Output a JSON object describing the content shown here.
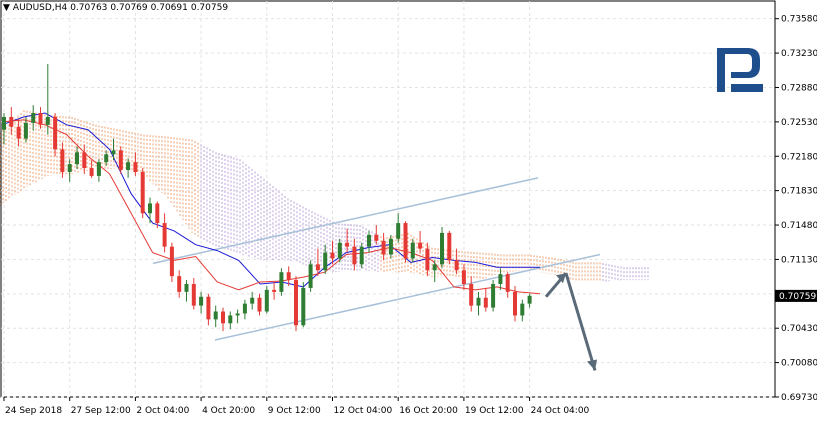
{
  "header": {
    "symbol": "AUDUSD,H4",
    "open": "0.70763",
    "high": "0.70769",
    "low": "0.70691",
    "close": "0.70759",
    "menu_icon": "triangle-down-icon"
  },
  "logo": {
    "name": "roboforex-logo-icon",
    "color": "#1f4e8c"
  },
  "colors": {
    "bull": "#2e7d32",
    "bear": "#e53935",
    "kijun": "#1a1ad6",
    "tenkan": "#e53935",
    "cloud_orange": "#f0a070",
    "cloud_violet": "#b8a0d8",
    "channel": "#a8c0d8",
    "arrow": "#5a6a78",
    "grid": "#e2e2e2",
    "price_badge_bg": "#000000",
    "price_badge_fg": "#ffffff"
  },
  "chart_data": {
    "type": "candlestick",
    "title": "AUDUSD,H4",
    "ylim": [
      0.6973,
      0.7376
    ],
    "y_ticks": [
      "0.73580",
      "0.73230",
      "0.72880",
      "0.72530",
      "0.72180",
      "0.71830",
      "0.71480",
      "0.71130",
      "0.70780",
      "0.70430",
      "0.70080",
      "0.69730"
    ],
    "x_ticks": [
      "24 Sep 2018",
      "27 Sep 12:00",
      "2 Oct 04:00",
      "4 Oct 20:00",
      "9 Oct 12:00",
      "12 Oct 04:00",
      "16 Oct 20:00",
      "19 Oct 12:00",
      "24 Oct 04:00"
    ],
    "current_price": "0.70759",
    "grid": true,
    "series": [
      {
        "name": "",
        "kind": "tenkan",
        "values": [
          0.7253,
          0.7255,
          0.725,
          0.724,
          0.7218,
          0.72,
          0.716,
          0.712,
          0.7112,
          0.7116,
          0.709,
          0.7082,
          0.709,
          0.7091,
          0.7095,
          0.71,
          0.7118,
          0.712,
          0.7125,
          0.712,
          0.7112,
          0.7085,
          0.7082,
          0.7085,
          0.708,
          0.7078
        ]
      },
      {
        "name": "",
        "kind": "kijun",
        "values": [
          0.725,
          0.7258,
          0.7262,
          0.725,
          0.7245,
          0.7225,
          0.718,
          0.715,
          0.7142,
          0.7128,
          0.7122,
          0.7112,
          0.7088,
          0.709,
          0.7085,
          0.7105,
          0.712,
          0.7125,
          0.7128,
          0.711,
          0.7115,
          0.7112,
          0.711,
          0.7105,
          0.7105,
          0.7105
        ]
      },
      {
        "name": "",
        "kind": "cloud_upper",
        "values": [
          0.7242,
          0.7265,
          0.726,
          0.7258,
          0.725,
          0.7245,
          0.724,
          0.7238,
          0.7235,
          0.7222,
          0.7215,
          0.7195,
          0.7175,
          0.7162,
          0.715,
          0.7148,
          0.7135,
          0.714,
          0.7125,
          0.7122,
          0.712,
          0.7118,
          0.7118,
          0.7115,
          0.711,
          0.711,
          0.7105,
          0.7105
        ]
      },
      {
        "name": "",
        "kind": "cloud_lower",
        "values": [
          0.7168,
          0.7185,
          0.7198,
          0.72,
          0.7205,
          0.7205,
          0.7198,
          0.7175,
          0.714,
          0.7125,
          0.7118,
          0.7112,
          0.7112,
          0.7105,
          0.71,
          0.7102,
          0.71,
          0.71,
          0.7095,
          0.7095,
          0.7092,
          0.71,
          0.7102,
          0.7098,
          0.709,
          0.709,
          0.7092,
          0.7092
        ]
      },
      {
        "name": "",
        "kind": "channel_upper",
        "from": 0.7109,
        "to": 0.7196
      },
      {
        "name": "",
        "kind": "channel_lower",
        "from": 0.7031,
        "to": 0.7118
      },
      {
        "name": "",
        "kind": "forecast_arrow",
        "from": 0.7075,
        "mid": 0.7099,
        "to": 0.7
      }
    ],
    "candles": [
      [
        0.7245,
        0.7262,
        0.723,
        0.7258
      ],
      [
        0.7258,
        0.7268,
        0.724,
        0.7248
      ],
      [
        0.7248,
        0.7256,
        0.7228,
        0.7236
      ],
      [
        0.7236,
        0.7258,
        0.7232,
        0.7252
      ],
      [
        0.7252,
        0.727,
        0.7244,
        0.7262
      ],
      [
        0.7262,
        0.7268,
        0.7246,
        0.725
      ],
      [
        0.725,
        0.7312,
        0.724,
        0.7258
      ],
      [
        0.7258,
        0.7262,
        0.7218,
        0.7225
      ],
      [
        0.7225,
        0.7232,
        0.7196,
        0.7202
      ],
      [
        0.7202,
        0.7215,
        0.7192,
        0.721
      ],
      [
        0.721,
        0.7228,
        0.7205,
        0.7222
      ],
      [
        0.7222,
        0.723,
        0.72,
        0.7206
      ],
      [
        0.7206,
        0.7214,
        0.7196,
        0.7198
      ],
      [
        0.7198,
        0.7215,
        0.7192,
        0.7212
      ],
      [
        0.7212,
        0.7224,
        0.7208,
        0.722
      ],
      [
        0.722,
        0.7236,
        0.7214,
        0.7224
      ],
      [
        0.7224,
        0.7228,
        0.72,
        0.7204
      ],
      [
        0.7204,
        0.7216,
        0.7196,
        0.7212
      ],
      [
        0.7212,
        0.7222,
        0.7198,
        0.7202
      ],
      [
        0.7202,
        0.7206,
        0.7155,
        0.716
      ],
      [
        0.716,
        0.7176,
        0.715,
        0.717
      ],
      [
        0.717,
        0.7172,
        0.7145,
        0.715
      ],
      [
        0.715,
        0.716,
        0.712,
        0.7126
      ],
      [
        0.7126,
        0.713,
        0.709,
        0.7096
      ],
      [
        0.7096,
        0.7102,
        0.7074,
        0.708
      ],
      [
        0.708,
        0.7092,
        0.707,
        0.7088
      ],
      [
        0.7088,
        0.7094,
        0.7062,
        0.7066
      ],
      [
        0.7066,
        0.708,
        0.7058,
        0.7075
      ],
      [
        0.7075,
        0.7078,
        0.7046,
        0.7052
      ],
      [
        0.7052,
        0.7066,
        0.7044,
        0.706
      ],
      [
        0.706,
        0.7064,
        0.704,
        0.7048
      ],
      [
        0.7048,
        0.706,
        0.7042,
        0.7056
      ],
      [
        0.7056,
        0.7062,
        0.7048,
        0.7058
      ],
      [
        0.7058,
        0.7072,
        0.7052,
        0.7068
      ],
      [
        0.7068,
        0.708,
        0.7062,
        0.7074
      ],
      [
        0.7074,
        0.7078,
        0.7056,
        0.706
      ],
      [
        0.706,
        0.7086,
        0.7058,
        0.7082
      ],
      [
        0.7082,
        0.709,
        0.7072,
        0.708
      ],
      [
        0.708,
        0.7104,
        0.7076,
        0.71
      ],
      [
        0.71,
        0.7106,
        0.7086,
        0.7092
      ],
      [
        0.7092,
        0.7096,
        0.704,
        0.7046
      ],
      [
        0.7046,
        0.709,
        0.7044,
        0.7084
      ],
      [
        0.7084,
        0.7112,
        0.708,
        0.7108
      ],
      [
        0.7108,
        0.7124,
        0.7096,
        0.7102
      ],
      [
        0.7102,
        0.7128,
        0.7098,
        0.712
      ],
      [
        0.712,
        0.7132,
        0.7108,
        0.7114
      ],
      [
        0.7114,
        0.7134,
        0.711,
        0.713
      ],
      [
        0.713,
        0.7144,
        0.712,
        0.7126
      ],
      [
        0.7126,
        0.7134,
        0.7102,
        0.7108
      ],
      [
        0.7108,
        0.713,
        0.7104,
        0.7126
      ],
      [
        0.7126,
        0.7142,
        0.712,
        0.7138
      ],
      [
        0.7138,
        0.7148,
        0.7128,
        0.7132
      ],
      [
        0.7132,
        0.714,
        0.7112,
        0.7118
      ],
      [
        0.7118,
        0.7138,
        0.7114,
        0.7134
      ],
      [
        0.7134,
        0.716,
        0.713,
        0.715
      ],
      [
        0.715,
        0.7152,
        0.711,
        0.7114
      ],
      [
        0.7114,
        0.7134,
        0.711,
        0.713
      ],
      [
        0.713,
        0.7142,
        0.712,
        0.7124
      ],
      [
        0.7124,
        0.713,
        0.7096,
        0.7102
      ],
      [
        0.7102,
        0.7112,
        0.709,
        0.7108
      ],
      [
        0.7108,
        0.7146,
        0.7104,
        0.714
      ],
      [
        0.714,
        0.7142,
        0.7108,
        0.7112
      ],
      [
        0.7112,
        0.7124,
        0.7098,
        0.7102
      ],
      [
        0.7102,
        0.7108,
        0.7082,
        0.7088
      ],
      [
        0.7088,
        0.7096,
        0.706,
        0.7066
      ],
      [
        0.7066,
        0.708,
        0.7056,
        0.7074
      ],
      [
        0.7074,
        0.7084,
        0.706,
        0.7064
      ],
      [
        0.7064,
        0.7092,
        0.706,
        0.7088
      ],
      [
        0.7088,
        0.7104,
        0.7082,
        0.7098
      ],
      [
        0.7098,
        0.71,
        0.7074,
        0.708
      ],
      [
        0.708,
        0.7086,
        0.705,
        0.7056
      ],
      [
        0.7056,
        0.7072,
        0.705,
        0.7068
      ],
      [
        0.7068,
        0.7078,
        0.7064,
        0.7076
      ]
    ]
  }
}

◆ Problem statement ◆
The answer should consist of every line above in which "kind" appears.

◆ Exercise response ◆
        "kind": "tenkan",
        "kind": "kijun",
        "kind": "cloud_upper",
        "kind": "cloud_lower",
        "kind": "channel_upper",
        "kind": "channel_lower",
        "kind": "forecast_arrow",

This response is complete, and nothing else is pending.